U.S. President Joe Biden on Monday revived plans to increase refugee enrollment to 62,500 this year, after initially raising criticism from supporters that the refugee cap was kept at a historically low level.
Biden formally changed himself within two weeks of his administration announcing that it had the cap at the 15,000 level set by its predecessor Donald Trump.
In a statement, Biden said his move “destroys the historically low number of 15,000 set by the previous administration, which does not reflect America’s values as a nation that welcomes and supports refugees.”
“It is necessary to take this step today to dispel the lingering doubts in the minds of refugees around the world, and they are eagerly awaiting the start of their new lives,” he said.
As soon as he took office in January, Biden promised to speed up the program, but surprised allies when he wanted to stick with the low hat under concern for poor optics, as the number of immigrants crossing the U.S. southern border with Mexico has increased, U.S. officials have said.
Biden’s overthrow has angered refugee lawyers and some Democratic lawmakers.
Trump has steadily reduced the size of the refugee program during his tenure, and Biden officials say these cuts have made it more difficult to quickly increase enrollment.
But the refugee program is different from the asylum system for immigrants. Refugees come from all over the world, and many are fleeing. Unlike immigrants who come to the U.S. border and then seek asylum, they must be allowed to enter the United States from abroad.
Work to ‘undo the damage of the last 4 years’
Biden said it was doubtful whether the United States could welcome a total of 62,500 refugees by Sept. 30 by the end of the current fiscal year or reach the 125,000 enrollment target next year.
“The sad truth is that we will not reach 62,500 combinations this year,” he said. “We are working quickly to repair the damage of the last four years. It will take some time, but that work is already underway.”
A White House official said Biden now wants to raise the hat regardless of capabilities, saying “accepting the initial low notice” does not send the right message, “to send a very clear message that the refugee process is an important part of America’s place in the world.”

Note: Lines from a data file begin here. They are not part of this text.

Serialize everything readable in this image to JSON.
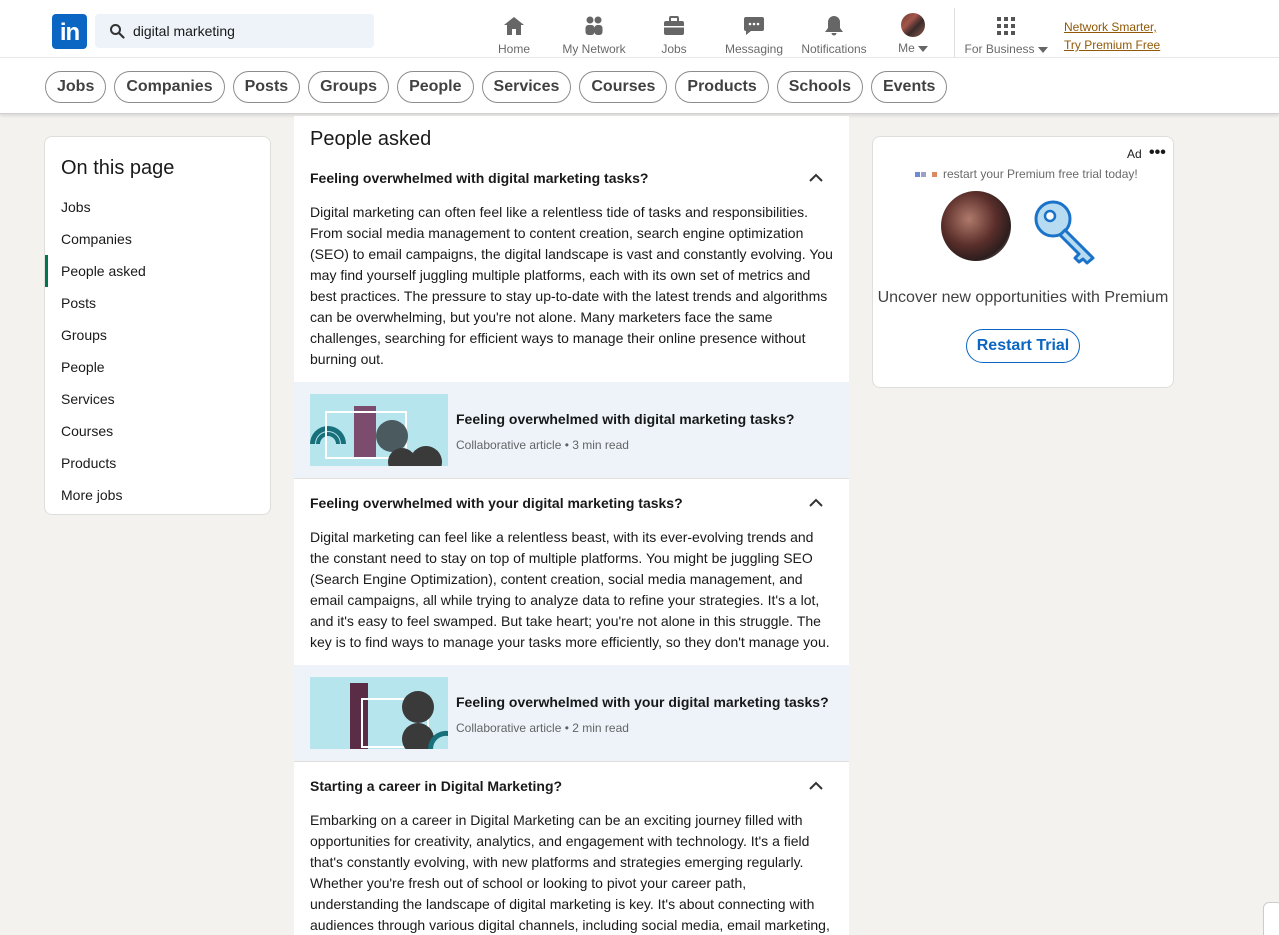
{
  "nav": {
    "search_value": "digital marketing",
    "items": [
      {
        "label": "Home",
        "icon": "home-icon"
      },
      {
        "label": "My Network",
        "icon": "people-icon"
      },
      {
        "label": "Jobs",
        "icon": "briefcase-icon"
      },
      {
        "label": "Messaging",
        "icon": "chat-icon"
      },
      {
        "label": "Notifications",
        "icon": "bell-icon"
      },
      {
        "label": "Me",
        "icon": "avatar"
      },
      {
        "label": "For Business",
        "icon": "grid-icon"
      }
    ],
    "premium_line1": "Network Smarter,",
    "premium_line2": "Try Premium Free"
  },
  "filters": [
    "Jobs",
    "Companies",
    "Posts",
    "Groups",
    "People",
    "Services",
    "Courses",
    "Products",
    "Schools",
    "Events"
  ],
  "on_this_page": {
    "title": "On this page",
    "items": [
      "Jobs",
      "Companies",
      "People asked",
      "Posts",
      "Groups",
      "People",
      "Services",
      "Courses",
      "Products",
      "More jobs"
    ],
    "active": "People asked"
  },
  "people_asked": {
    "title": "People asked",
    "questions": [
      {
        "question": "Feeling overwhelmed with digital marketing tasks?",
        "answer": "Digital marketing can often feel like a relentless tide of tasks and responsibilities. From social media management to content creation, search engine optimization (SEO) to email campaigns, the digital landscape is vast and constantly evolving. You may find yourself juggling multiple platforms, each with its own set of metrics and best practices. The pressure to stay up-to-date with the latest trends and algorithms can be overwhelming, but you're not alone. Many marketers face the same challenges, searching for efficient ways to manage their online presence without burning out.",
        "article_title": "Feeling overwhelmed with digital marketing tasks?",
        "article_meta": "Collaborative article • 3 min read"
      },
      {
        "question": "Feeling overwhelmed with your digital marketing tasks?",
        "answer": "Digital marketing can feel like a relentless beast, with its ever-evolving trends and the constant need to stay on top of multiple platforms. You might be juggling SEO (Search Engine Optimization), content creation, social media management, and email campaigns, all while trying to analyze data to refine your strategies. It's a lot, and it's easy to feel swamped. But take heart; you're not alone in this struggle. The key is to find ways to manage your tasks more efficiently, so they don't manage you.",
        "article_title": "Feeling overwhelmed with your digital marketing tasks?",
        "article_meta": "Collaborative article • 2 min read"
      },
      {
        "question": "Starting a career in Digital Marketing?",
        "answer": "Embarking on a career in Digital Marketing can be an exciting journey filled with opportunities for creativity, analytics, and engagement with technology. It's a field that's constantly evolving, with new platforms and strategies emerging regularly. Whether you're fresh out of school or looking to pivot your career path, understanding the landscape of digital marketing is key. It's about connecting with audiences through various digital channels, including social media, email marketing,"
      }
    ]
  },
  "ad": {
    "label": "Ad",
    "subtitle": "restart your Premium free trial today!",
    "text": "Uncover new opportunities with Premium",
    "button": "Restart Trial"
  },
  "colors": {
    "brand": "#0a66c2",
    "premium": "#915907",
    "active_indicator": "#01754f"
  }
}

There was a delay in Biden’s decision on the matter, as hundreds of refugee flights already allowed to travel to the United States were canceled, often after years of waiting, refugee groups said.
The 4 families separated on the Mexico border need to be reunited
Earlier, the Biden administration said four families separated during the Trump presidency on the Mexican border would be reunited in the United States this week, saying Homeland Security Secretary Alejandro Myorgas was the “beginning” of a broader effort.
Two out of four families, mothers who separated from their children in late 2017, one Honduran and another Mexican, Majorcas, refused to describe their identities. He described them as three-year-old children at the time and “young people who had to live without parents in the most developed years.”
Michael Bryan, executive director of the family’s family reunification task force, said the parents would return to the United States on humanitarian parole, while officials are considering other long-term legal status. The children are already in the United States
How many families will be reunited in the United States is in line with negotiations with the American Civil Liberties Union (ACLU) to settle a federal lawsuit in San Diego, California, but Majorcos said it is yet to come.
“We continue to work tirelessly to reunite many more children with their parents in weeks and months,” Majorcos told reporters. “We still have a lot of work to do, but I’m proud of the progress we’ve made and the reconnections we’ve made.”
More than 5,500 children were separated from their parents by July 1, 2017, during the Trump administration, and many of them have filed in court seeking criminal punishment for any adult who entered the country illegally under the “zero tolerance” policy.
The Biden administration has been going to Trump’s inauguration in January 2017 and doing its own counting, and according to Fran, more than 1,000 families are believed to have split up.
Family separation under “Zero-Tolerance” ended in June 2018 under a court order, and shortly after Trump changed course, Biden repeatedly called the practice a heinous act. An executive order on the first day of office promised to reunite the still-separated families.